Visible Light

Visible light waves are a form of electromagnetic radio waves such as the infrared radiation, X-rays, microwaves and ultraviolet radiation. We can see these waves as the colours of the rainbow where each colour includes a different wavelength. Red has the longest wavelength and violet has the shortest one. When all the waves are seen together, they form white light. When white light comes through the prism, it gets broken into the colors of the visible light spectrum.

Visible Light

EM radiation can be transmitted in waves or particles at different frequencies and wavelengths. This wide variety of wavelengths is known as the electromagnetic spectrum. It is divided into seven areas in decreasing order of wavelength and increasing order of energy and frequency.

What is the visible light spectrum?

The portion of the electromagnetic spectrum that is visible to the human eye is known as the visibe light spectrum. Visible light range comes under the range of EM spectrum between infrared and ultraviolet having a frequency of about 4 x 10 14 to 8 x 10 14 cycles per second and wavelengths of about 740 nanometers or 2.9 x10 -5 inches to 380nm.

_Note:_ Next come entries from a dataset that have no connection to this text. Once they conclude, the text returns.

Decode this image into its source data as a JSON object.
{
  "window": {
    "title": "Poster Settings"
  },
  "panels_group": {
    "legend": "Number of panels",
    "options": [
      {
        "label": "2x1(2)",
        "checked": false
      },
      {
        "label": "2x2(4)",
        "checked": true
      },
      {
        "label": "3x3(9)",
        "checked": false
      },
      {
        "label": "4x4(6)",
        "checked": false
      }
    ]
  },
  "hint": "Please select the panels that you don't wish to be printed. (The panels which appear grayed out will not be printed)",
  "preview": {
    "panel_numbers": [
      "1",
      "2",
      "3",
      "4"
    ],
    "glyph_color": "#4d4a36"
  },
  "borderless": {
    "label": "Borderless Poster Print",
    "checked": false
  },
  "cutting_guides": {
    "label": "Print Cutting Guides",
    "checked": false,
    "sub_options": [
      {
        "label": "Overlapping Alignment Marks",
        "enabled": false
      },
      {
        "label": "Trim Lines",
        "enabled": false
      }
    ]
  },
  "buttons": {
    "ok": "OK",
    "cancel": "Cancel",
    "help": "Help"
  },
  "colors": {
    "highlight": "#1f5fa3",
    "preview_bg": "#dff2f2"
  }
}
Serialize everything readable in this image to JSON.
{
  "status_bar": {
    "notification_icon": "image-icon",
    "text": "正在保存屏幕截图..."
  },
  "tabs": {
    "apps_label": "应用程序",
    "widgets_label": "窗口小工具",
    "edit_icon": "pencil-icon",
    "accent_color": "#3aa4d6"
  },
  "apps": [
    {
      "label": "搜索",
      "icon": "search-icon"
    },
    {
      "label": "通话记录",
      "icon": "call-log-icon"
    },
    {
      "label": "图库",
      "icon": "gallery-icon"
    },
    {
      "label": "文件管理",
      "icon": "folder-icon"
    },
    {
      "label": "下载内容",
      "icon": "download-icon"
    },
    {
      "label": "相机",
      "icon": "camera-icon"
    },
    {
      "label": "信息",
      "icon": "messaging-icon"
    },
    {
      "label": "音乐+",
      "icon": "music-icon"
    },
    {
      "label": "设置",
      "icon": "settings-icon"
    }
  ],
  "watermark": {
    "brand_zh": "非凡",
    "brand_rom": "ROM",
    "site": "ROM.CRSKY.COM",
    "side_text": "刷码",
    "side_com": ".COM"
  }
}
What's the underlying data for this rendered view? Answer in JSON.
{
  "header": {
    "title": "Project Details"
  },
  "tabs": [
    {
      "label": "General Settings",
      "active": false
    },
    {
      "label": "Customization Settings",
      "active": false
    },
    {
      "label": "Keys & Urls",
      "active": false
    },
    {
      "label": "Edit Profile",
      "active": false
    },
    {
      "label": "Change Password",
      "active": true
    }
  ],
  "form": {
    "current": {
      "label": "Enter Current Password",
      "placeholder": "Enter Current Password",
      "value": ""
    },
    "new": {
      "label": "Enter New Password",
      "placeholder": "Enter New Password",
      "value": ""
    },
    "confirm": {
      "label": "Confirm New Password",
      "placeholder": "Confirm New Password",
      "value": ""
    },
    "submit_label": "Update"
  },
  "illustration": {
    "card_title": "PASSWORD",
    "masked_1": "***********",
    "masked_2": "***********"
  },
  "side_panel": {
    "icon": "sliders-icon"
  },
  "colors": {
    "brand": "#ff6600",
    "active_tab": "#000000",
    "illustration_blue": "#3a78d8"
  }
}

Visible Light


The most important characteristics of visible light are color which is both an inherent property of light and an artefact of the human eye. Our eyes include specialized cells known as cones. These cones act as receivers that are tuned to the wavelength of the narrow band of the EM spectrum. Light at the lower end of the visible spectrum has a longer wavelength of about 740 nm. It is seen as red, green in the middle and violet at the upper end of the spectrum having a wavelength of about 380 nm.

Color and Temperature

As the object gets hotter with the temperature, they radiate energy which is dominated by shorter wavelengths by changing its color before our eyes. For instance, a blow torch turns bluish from reddish as it is adjusted to burn hotter. The sun produces yellow light than any other color as its surface temperature is 5,500°C. If the sun’s surface is cooler, 3,000°C then it would look reddish. If the Sun is hot, 12,000°C then it would look blue.

You may want to check out the following video for a better understanding of the characteristics of UV, IR and visible light and how they vary from each other.

Stay tuned with BYJU’S to learn more Physics concepts with the help of interactive video lessons.

Leave a Comment

Your email address will not be published. Required fields are marked *